_Task to complete_
Go over the entries and report the lines where the word "title" occurs.

_Stored data_
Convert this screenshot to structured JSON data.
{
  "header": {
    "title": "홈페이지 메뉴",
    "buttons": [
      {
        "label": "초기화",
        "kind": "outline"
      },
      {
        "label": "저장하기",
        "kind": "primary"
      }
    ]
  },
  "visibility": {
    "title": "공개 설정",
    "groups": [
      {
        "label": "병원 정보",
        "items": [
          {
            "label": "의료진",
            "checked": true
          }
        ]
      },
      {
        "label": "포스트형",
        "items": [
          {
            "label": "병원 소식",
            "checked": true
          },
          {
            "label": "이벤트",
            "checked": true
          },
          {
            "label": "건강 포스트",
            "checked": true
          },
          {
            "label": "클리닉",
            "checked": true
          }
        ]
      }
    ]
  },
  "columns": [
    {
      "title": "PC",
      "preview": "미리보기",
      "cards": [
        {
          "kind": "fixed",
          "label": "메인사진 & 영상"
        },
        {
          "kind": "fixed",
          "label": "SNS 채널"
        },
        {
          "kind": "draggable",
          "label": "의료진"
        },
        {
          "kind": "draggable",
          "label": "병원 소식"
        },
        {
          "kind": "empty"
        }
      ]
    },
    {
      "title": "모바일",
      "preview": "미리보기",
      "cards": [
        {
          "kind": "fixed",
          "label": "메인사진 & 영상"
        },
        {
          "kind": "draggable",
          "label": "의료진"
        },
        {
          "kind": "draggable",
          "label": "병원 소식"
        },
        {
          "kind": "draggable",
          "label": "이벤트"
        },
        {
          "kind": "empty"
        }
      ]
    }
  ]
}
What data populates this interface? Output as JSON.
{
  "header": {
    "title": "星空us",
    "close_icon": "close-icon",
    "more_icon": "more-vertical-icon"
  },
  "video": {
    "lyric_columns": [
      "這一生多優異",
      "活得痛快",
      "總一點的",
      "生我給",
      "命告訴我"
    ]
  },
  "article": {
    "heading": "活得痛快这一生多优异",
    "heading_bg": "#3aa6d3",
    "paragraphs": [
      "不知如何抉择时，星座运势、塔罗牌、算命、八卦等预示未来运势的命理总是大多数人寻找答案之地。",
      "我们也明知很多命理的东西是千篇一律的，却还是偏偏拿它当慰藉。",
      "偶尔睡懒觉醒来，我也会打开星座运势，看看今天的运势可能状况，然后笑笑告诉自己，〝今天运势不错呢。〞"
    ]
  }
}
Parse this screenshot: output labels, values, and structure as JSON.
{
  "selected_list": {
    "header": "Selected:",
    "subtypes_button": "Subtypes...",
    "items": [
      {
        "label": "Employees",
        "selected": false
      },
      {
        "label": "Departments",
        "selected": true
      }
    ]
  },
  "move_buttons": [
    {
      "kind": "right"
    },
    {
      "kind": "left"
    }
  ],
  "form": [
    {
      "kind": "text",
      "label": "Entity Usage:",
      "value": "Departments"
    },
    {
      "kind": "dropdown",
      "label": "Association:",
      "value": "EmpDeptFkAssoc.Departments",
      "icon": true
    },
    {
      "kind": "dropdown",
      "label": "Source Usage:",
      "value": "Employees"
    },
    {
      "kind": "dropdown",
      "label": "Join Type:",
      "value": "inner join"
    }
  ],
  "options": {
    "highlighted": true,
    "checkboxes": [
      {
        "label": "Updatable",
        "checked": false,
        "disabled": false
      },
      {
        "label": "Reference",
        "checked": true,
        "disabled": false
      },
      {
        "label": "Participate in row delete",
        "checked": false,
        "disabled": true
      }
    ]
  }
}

_Exercise response_
    "title": "홈페이지 메뉴",
    "title": "공개 설정",
      "title": "PC",
      "title": "모바일",
    "title": "星空us",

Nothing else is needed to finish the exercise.